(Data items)
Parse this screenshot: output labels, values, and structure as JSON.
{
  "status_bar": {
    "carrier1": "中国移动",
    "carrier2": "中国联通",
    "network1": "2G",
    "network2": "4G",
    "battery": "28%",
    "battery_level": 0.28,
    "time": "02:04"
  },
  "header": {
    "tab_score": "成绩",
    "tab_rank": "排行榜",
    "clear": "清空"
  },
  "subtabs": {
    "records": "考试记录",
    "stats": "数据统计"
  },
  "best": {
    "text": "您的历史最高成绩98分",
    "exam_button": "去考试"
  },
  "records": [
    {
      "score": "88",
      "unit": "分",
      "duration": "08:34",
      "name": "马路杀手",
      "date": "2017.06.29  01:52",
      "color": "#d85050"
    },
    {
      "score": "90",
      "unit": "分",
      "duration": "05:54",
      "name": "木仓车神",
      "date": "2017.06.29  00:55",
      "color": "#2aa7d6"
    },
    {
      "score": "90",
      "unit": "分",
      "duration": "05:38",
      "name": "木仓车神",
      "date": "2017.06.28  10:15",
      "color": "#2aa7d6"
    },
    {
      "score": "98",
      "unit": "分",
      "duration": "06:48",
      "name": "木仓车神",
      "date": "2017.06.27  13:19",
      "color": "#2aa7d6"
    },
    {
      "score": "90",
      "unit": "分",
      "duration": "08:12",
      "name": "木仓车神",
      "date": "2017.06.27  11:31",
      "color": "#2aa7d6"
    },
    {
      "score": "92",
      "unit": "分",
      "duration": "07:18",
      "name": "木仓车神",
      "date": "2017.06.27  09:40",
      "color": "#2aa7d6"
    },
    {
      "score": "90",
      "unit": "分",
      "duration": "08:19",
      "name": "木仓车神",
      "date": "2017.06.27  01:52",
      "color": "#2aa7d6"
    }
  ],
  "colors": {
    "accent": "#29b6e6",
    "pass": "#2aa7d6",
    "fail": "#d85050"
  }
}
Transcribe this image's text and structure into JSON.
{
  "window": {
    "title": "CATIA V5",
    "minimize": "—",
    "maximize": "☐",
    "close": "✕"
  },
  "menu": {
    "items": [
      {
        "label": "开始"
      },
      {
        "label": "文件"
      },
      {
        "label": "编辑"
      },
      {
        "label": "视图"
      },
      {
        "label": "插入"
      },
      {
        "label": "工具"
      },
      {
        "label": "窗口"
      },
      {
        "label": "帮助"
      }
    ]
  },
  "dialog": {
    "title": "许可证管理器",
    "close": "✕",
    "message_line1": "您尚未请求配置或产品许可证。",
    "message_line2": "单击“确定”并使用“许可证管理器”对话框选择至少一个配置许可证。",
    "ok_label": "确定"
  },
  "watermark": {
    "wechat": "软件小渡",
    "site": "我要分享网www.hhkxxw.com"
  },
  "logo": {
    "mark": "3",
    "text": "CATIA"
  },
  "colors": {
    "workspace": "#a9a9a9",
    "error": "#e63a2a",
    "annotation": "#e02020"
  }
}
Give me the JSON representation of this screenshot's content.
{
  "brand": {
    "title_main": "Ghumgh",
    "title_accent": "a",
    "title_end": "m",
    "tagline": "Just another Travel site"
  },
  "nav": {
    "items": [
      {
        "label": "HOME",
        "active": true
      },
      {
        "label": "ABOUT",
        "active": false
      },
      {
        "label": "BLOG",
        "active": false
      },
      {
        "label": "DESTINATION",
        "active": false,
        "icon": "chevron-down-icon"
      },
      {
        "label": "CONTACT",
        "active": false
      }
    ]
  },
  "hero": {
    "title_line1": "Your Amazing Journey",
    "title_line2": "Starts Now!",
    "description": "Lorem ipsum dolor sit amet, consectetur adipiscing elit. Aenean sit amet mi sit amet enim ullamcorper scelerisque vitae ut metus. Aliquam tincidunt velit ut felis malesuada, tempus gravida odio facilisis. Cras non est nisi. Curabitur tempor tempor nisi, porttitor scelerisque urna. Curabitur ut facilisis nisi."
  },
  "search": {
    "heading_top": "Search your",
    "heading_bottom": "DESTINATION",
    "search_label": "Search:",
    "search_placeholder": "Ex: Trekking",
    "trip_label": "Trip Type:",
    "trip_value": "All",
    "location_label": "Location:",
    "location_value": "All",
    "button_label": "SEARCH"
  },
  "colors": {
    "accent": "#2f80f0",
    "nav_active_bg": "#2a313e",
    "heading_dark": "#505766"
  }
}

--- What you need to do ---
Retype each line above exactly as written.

--- Result for this task ---
Parse this screenshot: output labels, values, and structure as JSON.
{
  "status_bar": {
    "carrier1": "中国移动",
    "carrier2": "中国联通",
    "network1": "2G",
    "network2": "4G",
    "battery": "28%",
    "battery_level": 0.28,
    "time": "02:04"
  },
  "header": {
    "tab_score": "成绩",
    "tab_rank": "排行榜",
    "clear": "清空"
  },
  "subtabs": {
    "records": "考试记录",
    "stats": "数据统计"
  },
  "best": {
    "text": "您的历史最高成绩98分",
    "exam_button": "去考试"
  },
  "records": [
    {
      "score": "88",
      "unit": "分",
      "duration": "08:34",
      "name": "马路杀手",
      "date": "2017.06.29  01:52",
      "color": "#d85050"
    },
    {
      "score": "90",
      "unit": "分",
      "duration": "05:54",
      "name": "木仓车神",
      "date": "2017.06.29  00:55",
      "color": "#2aa7d6"
    },
    {
      "score": "90",
      "unit": "分",
      "duration": "05:38",
      "name": "木仓车神",
      "date": "2017.06.28  10:15",
      "color": "#2aa7d6"
    },
    {
      "score": "98",
      "unit": "分",
      "duration": "06:48",
      "name": "木仓车神",
      "date": "2017.06.27  13:19",
      "color": "#2aa7d6"
    },
    {
      "score": "90",
      "unit": "分",
      "duration": "08:12",
      "name": "木仓车神",
      "date": "2017.06.27  11:31",
      "color": "#2aa7d6"
    },
    {
      "score": "92",
      "unit": "分",
      "duration": "07:18",
      "name": "木仓车神",
      "date": "2017.06.27  09:40",
      "color": "#2aa7d6"
    },
    {
      "score": "90",
      "unit": "分",
      "duration": "08:19",
      "name": "木仓车神",
      "date": "2017.06.27  01:52",
      "color": "#2aa7d6"
    }
  ],
  "colors": {
    "accent": "#29b6e6",
    "pass": "#2aa7d6",
    "fail": "#d85050"
  }
}
Transcribe this image's text and structure into JSON.
{
  "window": {
    "title": "CATIA V5",
    "minimize": "—",
    "maximize": "☐",
    "close": "✕"
  },
  "menu": {
    "items": [
      {
        "label": "开始"
      },
      {
        "label": "文件"
      },
      {
        "label": "编辑"
      },
      {
        "label": "视图"
      },
      {
        "label": "插入"
      },
      {
        "label": "工具"
      },
      {
        "label": "窗口"
      },
      {
        "label": "帮助"
      }
    ]
  },
  "dialog": {
    "title": "许可证管理器",
    "close": "✕",
    "message_line1": "您尚未请求配置或产品许可证。",
    "message_line2": "单击“确定”并使用“许可证管理器”对话框选择至少一个配置许可证。",
    "ok_label": "确定"
  },
  "watermark": {
    "wechat": "软件小渡",
    "site": "我要分享网www.hhkxxw.com"
  },
  "logo": {
    "mark": "3",
    "text": "CATIA"
  },
  "colors": {
    "workspace": "#a9a9a9",
    "error": "#e63a2a",
    "annotation": "#e02020"
  }
}
Give me the JSON representation of this screenshot's content.
{
  "brand": {
    "title_main": "Ghumgh",
    "title_accent": "a",
    "title_end": "m",
    "tagline": "Just another Travel site"
  },
  "nav": {
    "items": [
      {
        "label": "HOME",
        "active": true
      },
      {
        "label": "ABOUT",
        "active": false
      },
      {
        "label": "BLOG",
        "active": false
      },
      {
        "label": "DESTINATION",
        "active": false,
        "icon": "chevron-down-icon"
      },
      {
        "label": "CONTACT",
        "active": false
      }
    ]
  },
  "hero": {
    "title_line1": "Your Amazing Journey",
    "title_line2": "Starts Now!",
    "description": "Lorem ipsum dolor sit amet, consectetur adipiscing elit. Aenean sit amet mi sit amet enim ullamcorper scelerisque vitae ut metus. Aliquam tincidunt velit ut felis malesuada, tempus gravida odio facilisis. Cras non est nisi. Curabitur tempor tempor nisi, porttitor scelerisque urna. Curabitur ut facilisis nisi."
  },
  "search": {
    "heading_top": "Search your",
    "heading_bottom": "DESTINATION",
    "search_label": "Search:",
    "search_placeholder": "Ex: Trekking",
    "trip_label": "Trip Type:",
    "trip_value": "All",
    "location_label": "Location:",
    "location_value": "All",
    "button_label": "SEARCH"
  },
  "colors": {
    "accent": "#2f80f0",
    "nav_active_bg": "#2a313e",
    "heading_dark": "#505766"
  }
}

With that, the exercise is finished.